- Assignment: Across the entries below, how many lines include the word "AlarmButler"? Reply with only the number.

Collection entries
-----

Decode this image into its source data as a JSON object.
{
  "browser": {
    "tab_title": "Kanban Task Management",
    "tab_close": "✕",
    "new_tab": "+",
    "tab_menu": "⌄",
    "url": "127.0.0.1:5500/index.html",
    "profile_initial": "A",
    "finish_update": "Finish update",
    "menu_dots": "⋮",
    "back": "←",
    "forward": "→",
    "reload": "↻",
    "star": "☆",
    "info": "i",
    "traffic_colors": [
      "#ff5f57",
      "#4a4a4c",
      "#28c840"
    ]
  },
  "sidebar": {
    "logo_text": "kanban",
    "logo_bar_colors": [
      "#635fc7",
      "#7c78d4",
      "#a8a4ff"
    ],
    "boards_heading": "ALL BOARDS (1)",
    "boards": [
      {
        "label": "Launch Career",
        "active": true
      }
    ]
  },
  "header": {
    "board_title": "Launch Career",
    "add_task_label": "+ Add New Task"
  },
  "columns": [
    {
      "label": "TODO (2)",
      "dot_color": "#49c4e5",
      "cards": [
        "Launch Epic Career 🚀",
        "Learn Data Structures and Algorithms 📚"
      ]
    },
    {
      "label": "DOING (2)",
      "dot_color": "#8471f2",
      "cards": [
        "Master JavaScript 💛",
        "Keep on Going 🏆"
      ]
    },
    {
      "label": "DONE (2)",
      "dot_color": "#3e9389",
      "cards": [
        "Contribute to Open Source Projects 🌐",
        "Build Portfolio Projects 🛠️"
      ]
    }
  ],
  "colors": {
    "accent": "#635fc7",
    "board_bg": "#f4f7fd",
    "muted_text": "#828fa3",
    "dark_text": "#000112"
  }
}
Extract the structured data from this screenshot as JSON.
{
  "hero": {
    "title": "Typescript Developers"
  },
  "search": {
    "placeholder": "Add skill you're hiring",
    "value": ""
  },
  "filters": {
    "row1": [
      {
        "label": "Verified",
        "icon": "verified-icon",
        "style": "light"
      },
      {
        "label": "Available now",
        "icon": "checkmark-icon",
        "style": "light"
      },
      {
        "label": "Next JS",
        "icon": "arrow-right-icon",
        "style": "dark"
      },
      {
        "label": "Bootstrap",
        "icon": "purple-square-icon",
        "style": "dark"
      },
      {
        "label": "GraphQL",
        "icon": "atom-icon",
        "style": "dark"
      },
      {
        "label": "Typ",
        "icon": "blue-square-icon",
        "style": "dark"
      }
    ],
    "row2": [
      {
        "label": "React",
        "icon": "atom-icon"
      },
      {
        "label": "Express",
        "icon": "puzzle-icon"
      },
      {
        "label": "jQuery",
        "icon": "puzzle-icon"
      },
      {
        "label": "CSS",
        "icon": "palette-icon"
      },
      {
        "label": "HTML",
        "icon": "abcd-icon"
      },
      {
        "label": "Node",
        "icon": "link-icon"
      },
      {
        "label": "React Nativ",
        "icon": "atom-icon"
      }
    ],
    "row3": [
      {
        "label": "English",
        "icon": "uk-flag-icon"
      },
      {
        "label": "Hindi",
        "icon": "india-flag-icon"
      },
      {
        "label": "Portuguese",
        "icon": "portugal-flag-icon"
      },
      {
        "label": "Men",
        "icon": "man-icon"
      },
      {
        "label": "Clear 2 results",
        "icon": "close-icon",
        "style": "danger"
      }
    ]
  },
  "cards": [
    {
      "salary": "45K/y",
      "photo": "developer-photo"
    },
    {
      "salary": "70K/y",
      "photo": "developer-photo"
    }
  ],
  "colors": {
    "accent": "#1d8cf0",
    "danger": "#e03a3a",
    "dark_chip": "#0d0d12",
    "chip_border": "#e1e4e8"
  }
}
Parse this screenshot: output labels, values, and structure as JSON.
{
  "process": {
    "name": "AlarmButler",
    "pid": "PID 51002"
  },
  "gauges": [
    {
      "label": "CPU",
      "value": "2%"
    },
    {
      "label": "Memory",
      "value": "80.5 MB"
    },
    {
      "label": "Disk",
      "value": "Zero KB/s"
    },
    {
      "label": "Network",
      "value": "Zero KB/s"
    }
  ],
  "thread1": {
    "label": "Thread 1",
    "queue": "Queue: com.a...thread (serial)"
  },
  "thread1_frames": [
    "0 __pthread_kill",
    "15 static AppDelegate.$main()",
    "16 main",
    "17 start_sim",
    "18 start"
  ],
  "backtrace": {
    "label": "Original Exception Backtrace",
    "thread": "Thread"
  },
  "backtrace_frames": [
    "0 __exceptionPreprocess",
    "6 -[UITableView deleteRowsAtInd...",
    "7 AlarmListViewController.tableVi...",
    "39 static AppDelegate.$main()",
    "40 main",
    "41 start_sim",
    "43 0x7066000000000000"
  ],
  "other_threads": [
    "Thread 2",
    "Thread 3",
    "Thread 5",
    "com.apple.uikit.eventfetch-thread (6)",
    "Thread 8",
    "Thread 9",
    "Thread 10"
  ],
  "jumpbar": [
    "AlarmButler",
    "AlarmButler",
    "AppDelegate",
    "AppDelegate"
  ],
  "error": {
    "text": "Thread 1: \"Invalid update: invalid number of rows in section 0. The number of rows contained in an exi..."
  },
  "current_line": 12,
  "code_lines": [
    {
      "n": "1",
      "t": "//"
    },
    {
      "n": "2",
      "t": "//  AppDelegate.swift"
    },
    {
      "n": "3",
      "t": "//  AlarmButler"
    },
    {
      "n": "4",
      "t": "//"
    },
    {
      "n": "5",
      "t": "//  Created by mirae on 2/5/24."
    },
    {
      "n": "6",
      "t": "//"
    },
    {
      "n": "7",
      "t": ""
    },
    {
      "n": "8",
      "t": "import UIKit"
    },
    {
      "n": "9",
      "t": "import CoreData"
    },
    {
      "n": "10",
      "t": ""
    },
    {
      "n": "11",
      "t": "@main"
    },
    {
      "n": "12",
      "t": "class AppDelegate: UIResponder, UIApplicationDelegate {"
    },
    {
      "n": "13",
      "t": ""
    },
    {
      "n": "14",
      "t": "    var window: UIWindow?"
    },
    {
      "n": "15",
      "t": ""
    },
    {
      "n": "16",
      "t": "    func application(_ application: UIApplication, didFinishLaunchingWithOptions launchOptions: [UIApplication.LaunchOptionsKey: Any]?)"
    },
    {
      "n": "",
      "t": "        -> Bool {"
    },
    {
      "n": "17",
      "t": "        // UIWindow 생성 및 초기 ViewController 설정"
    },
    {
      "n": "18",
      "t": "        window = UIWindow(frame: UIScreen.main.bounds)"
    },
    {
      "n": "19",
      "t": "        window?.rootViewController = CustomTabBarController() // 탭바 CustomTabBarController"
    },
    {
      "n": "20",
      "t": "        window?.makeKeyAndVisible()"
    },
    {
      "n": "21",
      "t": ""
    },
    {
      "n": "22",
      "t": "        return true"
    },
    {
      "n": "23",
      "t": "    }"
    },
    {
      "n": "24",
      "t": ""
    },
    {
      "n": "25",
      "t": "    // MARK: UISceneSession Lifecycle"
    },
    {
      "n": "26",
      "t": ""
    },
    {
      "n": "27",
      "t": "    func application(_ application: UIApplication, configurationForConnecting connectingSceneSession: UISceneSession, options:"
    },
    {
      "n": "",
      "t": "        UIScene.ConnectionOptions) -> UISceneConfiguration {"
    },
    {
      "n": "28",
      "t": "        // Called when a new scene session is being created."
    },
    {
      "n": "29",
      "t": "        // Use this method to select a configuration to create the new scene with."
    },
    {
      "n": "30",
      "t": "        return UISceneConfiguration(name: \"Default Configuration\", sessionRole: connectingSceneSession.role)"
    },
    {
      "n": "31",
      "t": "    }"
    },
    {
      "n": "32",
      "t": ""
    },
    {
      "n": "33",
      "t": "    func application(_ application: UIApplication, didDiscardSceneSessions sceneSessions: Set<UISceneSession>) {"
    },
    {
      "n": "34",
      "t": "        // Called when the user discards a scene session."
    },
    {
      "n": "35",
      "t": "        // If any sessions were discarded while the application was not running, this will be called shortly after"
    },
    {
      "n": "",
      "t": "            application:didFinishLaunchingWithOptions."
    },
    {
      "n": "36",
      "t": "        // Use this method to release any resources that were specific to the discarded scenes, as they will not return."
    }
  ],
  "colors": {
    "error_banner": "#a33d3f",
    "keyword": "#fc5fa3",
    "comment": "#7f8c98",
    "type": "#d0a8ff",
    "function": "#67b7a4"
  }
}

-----

- Written response: 4